(Records from a data source)
+===+

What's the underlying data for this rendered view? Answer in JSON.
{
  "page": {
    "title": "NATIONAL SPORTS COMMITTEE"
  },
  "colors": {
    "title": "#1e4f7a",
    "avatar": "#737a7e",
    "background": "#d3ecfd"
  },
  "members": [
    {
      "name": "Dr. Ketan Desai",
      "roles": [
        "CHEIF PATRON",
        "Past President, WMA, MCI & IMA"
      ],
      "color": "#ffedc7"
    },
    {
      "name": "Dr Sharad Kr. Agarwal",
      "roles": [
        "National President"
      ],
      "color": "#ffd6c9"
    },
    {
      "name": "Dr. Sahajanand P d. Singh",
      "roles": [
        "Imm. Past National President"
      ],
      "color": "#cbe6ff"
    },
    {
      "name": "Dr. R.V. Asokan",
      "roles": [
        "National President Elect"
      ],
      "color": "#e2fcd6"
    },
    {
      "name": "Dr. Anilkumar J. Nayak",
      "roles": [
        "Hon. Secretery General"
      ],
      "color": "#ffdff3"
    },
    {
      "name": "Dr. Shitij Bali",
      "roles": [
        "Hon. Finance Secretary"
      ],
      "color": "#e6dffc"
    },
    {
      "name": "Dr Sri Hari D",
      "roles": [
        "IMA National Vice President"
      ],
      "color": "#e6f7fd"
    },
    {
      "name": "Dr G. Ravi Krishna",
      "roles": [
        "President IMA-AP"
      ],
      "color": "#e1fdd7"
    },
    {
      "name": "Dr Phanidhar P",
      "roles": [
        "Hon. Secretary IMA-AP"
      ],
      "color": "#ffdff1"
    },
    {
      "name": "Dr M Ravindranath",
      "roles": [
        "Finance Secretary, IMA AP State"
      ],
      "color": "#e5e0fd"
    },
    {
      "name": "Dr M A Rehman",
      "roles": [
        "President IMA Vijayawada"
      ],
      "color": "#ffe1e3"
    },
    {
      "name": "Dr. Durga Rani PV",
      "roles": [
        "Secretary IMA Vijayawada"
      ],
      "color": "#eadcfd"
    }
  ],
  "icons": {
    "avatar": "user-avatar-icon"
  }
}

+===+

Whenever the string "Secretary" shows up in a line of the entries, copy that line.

EXPECTED ANSWER:
        "Hon. Finance Secretary"
        "Hon. Secretary IMA-AP"
        "Finance Secretary, IMA AP State"
        "Secretary IMA Vijayawada"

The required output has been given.